Each record must come back unchanged in your answer, stripped of its images.

- **Dataset records**
-*-

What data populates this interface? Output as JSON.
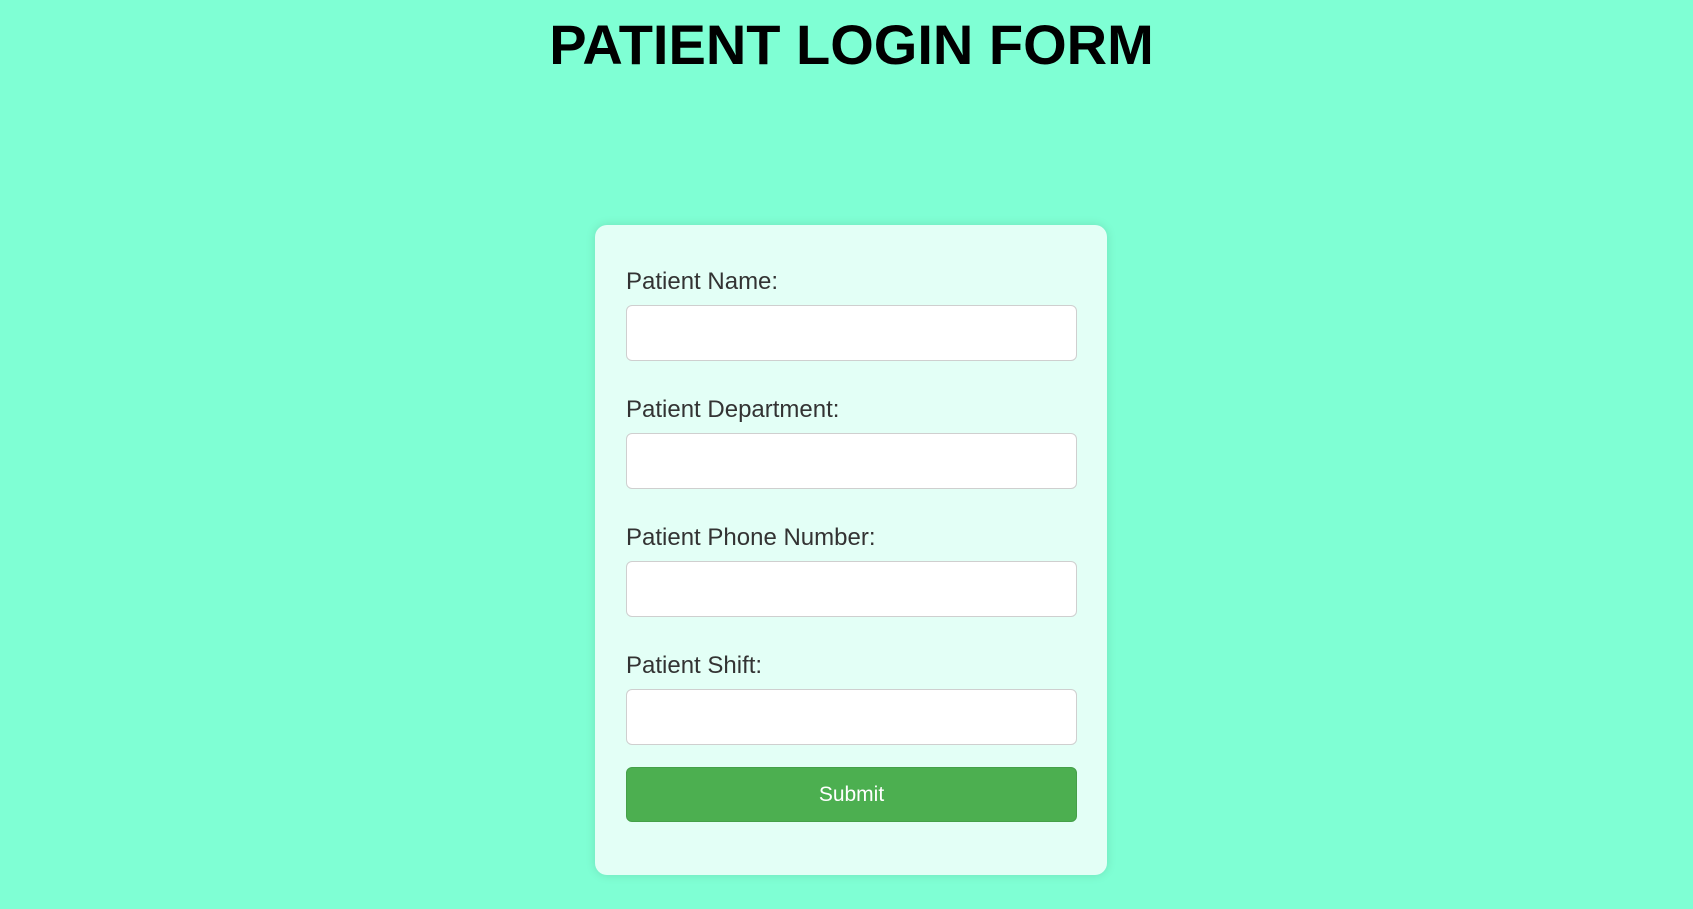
{
  "page": {
    "title": "PATIENT LOGIN FORM",
    "background_color": "#7fffd4"
  },
  "form": {
    "card_color": "#e3fff6",
    "fields": [
      {
        "label": "Patient Name:",
        "value": "",
        "placeholder": ""
      },
      {
        "label": "Patient Department:",
        "value": "",
        "placeholder": ""
      },
      {
        "label": "Patient Phone Number:",
        "value": "",
        "placeholder": ""
      },
      {
        "label": "Patient Shift:",
        "value": "",
        "placeholder": ""
      }
    ],
    "submit_label": "Submit",
    "submit_color": "#4caf50"
  }
}
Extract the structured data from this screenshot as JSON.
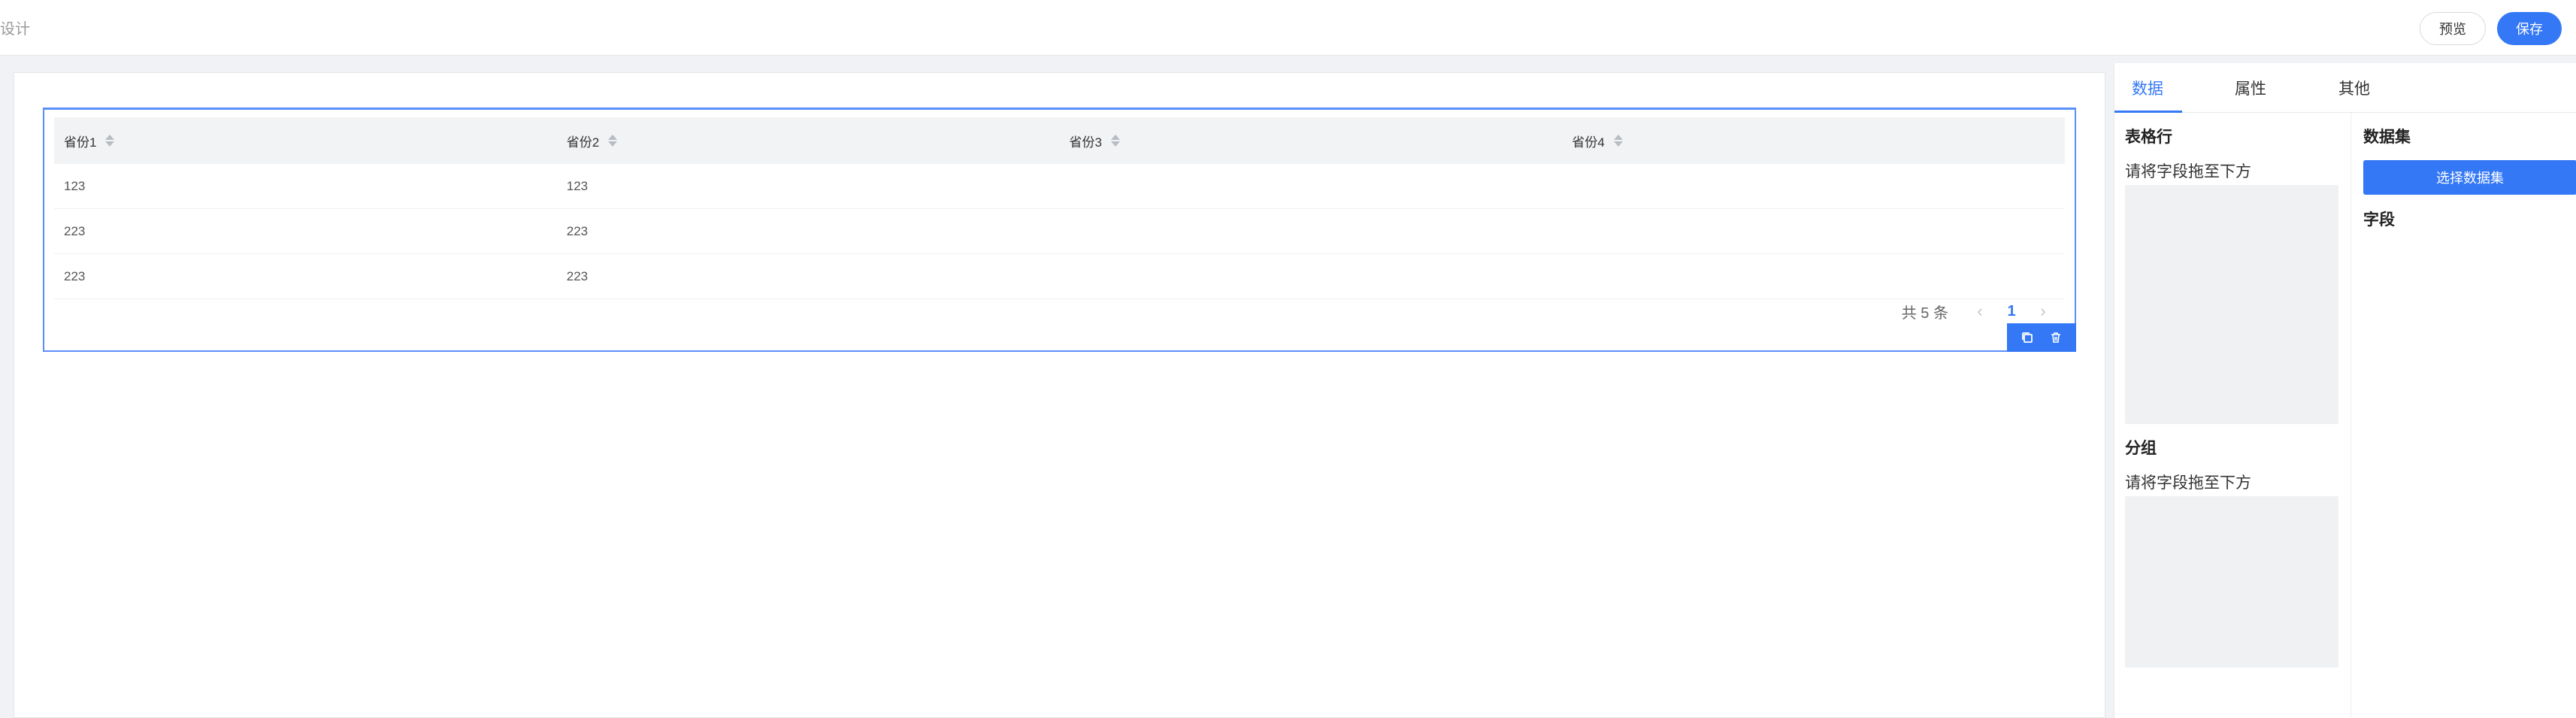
{
  "header": {
    "title": "设计",
    "preview_label": "预览",
    "save_label": "保存"
  },
  "table": {
    "columns": [
      "省份1",
      "省份2",
      "省份3",
      "省份4"
    ],
    "rows": [
      [
        "123",
        "123",
        "",
        ""
      ],
      [
        "223",
        "223",
        "",
        ""
      ],
      [
        "223",
        "223",
        "",
        ""
      ]
    ]
  },
  "pagination": {
    "total_text": "共 5 条",
    "current_page": "1"
  },
  "panel": {
    "tabs": [
      "数据",
      "属性",
      "其他"
    ],
    "active_tab": "数据",
    "table_rows_title": "表格行",
    "table_rows_hint": "请将字段拖至下方",
    "group_title": "分组",
    "group_hint": "请将字段拖至下方",
    "dataset_title": "数据集",
    "select_dataset_label": "选择数据集",
    "fields_title": "字段"
  },
  "colors": {
    "accent": "#3478f6",
    "selection_border": "#5b8ff9",
    "dropzone_bg": "#f0f1f3"
  }
}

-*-

- **Task result**
What data populates this interface? Output as JSON.
{
  "page": {
    "title": "PATIENT LOGIN FORM",
    "background_color": "#7fffd4"
  },
  "form": {
    "card_color": "#e3fff6",
    "fields": [
      {
        "label": "Patient Name:",
        "value": "",
        "placeholder": ""
      },
      {
        "label": "Patient Department:",
        "value": "",
        "placeholder": ""
      },
      {
        "label": "Patient Phone Number:",
        "value": "",
        "placeholder": ""
      },
      {
        "label": "Patient Shift:",
        "value": "",
        "placeholder": ""
      }
    ],
    "submit_label": "Submit",
    "submit_color": "#4caf50"
  }
}
Extract the structured data from this screenshot as JSON.
{
  "header": {
    "title": "设计",
    "preview_label": "预览",
    "save_label": "保存"
  },
  "table": {
    "columns": [
      "省份1",
      "省份2",
      "省份3",
      "省份4"
    ],
    "rows": [
      [
        "123",
        "123",
        "",
        ""
      ],
      [
        "223",
        "223",
        "",
        ""
      ],
      [
        "223",
        "223",
        "",
        ""
      ]
    ]
  },
  "pagination": {
    "total_text": "共 5 条",
    "current_page": "1"
  },
  "panel": {
    "tabs": [
      "数据",
      "属性",
      "其他"
    ],
    "active_tab": "数据",
    "table_rows_title": "表格行",
    "table_rows_hint": "请将字段拖至下方",
    "group_title": "分组",
    "group_hint": "请将字段拖至下方",
    "dataset_title": "数据集",
    "select_dataset_label": "选择数据集",
    "fields_title": "字段"
  },
  "colors": {
    "accent": "#3478f6",
    "selection_border": "#5b8ff9",
    "dropzone_bg": "#f0f1f3"
  }
}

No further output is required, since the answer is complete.